Theresa May’s Tories reported an impressive series of wins in British local elections on Thursday, helped both by voters’ distaste for the Labour party’s hard left leadership and the collapse of the UKIP vote. Much of the explanation for the latter is the belief amongst many (former) UKIP voters that with Brexit underway, the euroskeptic party should declare victory and shut up shop.
All this bodes well for the Conservatives in next month’s general election, but May is still left with the problem of agreeing the terms of the UK’s departure from the EU. For now Brussels and its proxies are taking a vindictively hard line, leading some Brits to ask why there should be a negotiated deal at all. Why not just opt for the hardest of Brexits of all (the so-called WTO option) by simply walking away from the EU? The UK could then trade with the EU on the same basis (allegedly) as everyone else. May herself has said that no deal is better than a bad deal.
The problem is that the WTO option is a bad deal. A month or so back, Leave HQ explained why. It’s technical but the key issue is this:
[T]he WTO rules only afford very limited protection against discrimination, and then only in respect of tariffs – which are no longer central to trade matters…

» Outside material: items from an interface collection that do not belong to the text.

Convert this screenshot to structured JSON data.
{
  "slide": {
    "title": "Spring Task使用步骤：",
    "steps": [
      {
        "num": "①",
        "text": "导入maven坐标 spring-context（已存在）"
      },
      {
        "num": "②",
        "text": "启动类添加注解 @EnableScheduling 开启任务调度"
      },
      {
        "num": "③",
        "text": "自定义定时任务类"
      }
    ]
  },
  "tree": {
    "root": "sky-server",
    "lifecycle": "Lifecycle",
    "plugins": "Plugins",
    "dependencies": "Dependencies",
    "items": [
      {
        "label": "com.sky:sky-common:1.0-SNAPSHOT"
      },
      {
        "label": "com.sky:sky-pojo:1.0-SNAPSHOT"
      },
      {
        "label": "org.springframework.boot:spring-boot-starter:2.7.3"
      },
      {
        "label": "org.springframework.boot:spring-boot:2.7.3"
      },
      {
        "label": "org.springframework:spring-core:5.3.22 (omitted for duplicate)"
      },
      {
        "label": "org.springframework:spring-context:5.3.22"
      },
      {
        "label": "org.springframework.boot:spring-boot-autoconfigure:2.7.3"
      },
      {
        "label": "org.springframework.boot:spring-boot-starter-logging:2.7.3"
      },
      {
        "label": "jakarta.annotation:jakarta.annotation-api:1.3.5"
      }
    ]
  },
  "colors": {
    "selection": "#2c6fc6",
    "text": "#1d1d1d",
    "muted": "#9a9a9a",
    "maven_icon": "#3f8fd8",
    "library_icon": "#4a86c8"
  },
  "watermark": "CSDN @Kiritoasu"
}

Tariffs do not prevent access to a market. They simply impose a tax on entry. The actual barrier is the regulatory conformity, what is known generally as a non-tariff barrier (NTB) or, sometimes, as technical barrier to trade (TBT).
Nevertheless, it is generally recognised that, in order to access the Single Market, goods must comply with EU rules. Conformity is the way of overcoming the NTB. But what advocates of the WTO option have not realised is that there is more to it than that . Much more. Potential exporters not only have to ensure their goods conform, they must provide evidence of their so doing. This requires putting the goods through a recognised system of what is known as “conformity assessment”…..
The point about the Single Market is that border checks have been eliminated. The common rules are monitored by relevant national authorities and there is mutual recognition of standards. Thus, if you so desire, you can load a truck with grommets in Glasgow and ship them all the way to Alexandroupoli on the Turkish border, with just the occasional document check.
But the moment [the UK leaves] the EU, this stops. Your component manufacturer may still comply with exactly the same standards, but if the product requires independent testing , any testing houses and the regulatory agencies are no longer recognised. The consignment has no valid paperwork. And, without it, it must be subject to border checks, visual inspection and physical testing.
That means delay, and that means cost.
The WTO Option advocates will tell you that countries such as China, the United States and Australia all trade with the EU without formal trade agreements, and therefore operate under WTO rules. They don’t have these problems so why would the UK? The answer, however, is remarkably simple. These countries don’t rely solely on WTO rules.
What the WTO Option advocates have done is make a very basic but fatal mistake. They’re so obsessed with tariffs, they haven’t begun to focus on non-tariff barriers. Thus, by and large, they are only looking at trade agreements dealing with tariffs — a sub-set of international agreements which are registered with the WTO. But there are many different types of agreement and many which involve trade, either directly or indirectly, which are not registered with the WTO. These, for our WTO Option advocates, remain under the radar. To them, they are invisible.
Yet one of the most important types of trade agreement is the Mutual Recognition Agreement (MRA) on conformity assessment. This gets round the problem of border checks, as the EU will then recognise the paperwork on product testing and conformity certification. Throw in an agreement on Customs cooperation — to ensure that official paperwork and systems mesh — and you are on your way to trouble-free border crossings.
China has a Mutual Recognition Agreement on Economic Operators, signed in May 2014, the United States has one on conformity assessment which runs to 81 pages, agreed in 1999. Australia has one on conformity assessment.
Writing in the London Evening Standard, Simon Jenkins discusses the potential implications for the UK’s vital financial sector of a hard Brexit (not great) and then adds this:
The best way through this mess was always a table d’hôte package, and the most sensible was to leave the EU but adopt the Norwegian option, of remaining with Europe’s free trade economic area (EEA). It is the softest of Brexits and far from perfect. May would have to fight her Right wing over immigration and respecting the European court. But it would work.
It would, and contrary to what Jenkins claims, the Norway option would return a degree of control over EU immigration into the UK to London. What’s more, it would free large areas of UK law from the supervision from the EU’s notorious court of ‘justice’ and hand over most of what’s left to the EFTA court, a non-EU court. Admittedly, the latter generally follows the lead of the ECJ, but it is, nevertheless, not quite the same.
Not bad, you might think. We don’t, of course, know whether the EU is prepared to offer the UK the Norway option (my guess is that, with some additional wrinkles, it would), but we do know that it is not an option that Theresa May is interested in pursuing.
That’s not something for which British voters will be thanking the Tories in the general election that follows this one.